Launched by Privacy International in 1998 in London, this ceremony intends to draw public attention to privacy issues and related alarming trends in society, especially in data privacy. The Big Brother Awards are awarded yearly to authorities, companies, organisations, and persons that have been acting particularly and consistently to threaten or violate people's privacy, or disclosed people's personal data to third parties.
The Big Brother Awards are organised in around 15 countries in Europe, Asia, and North America. They are named after the George Orwell character Big Brother from the novel 1984, and obtain the moral support from Richard Blair, son of the famous novelist, under his real name Eric Blair.
The Big Brother Awards in France was organized for the first time in 2000, and is the result of the meeting between activists, social workers, journalists, lawyers, jurists, and privacy and civil liberties advocates. The organisation comprises a Committee collecting applications, and gathering a jury of about ten citizens.
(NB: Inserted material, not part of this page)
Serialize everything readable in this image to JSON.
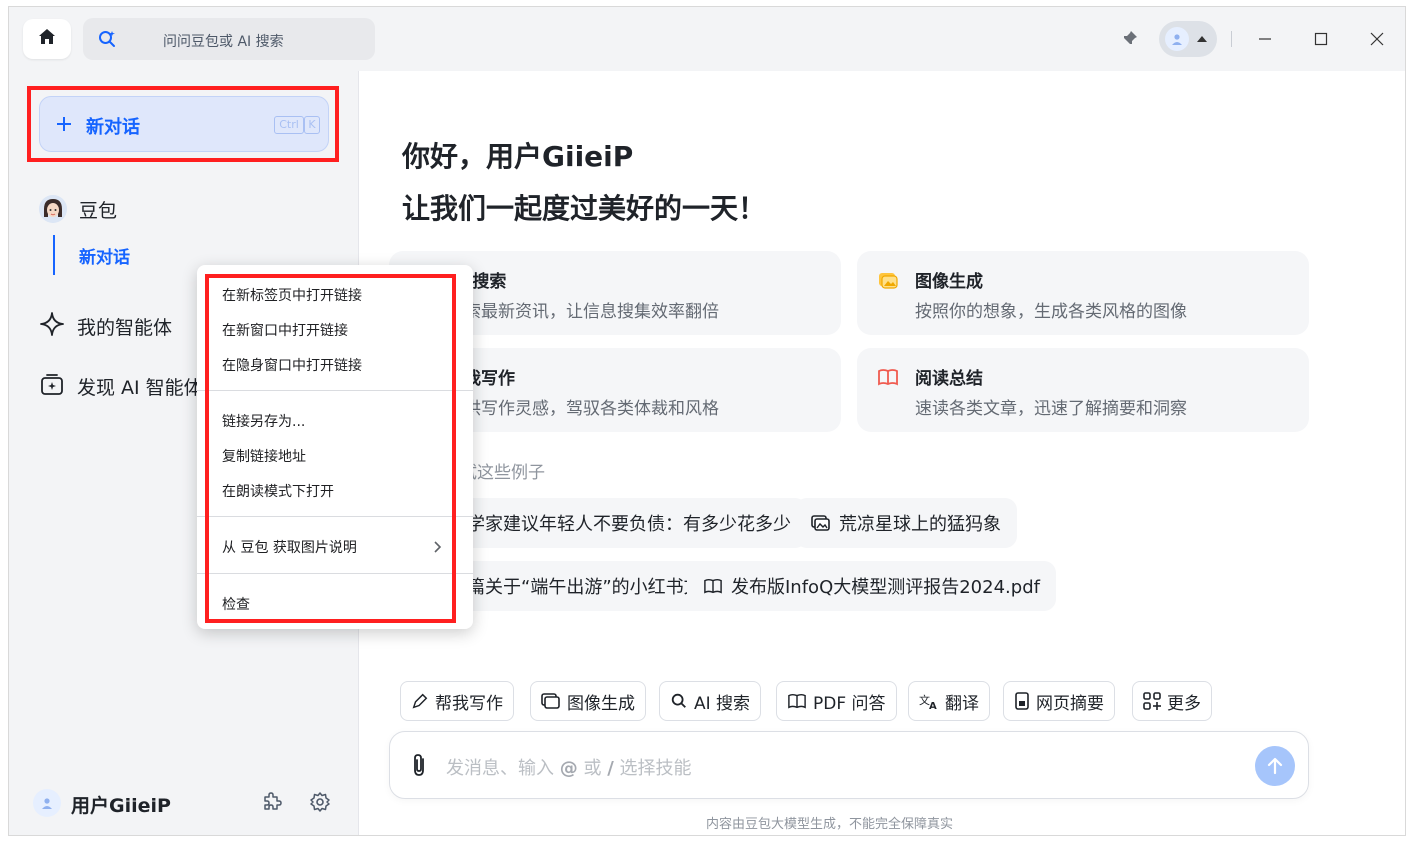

From the first edition, Privacy International has had discussions with other organisations known for their fight in favor of fundamental freedoms, as the International Federation of Human Rights (FIDH), the Syndicat de la Magistrature (a magistrate trade-union), the GISTI (a French non-profit organization for human rights), the Syndicat des avocats de France, etc.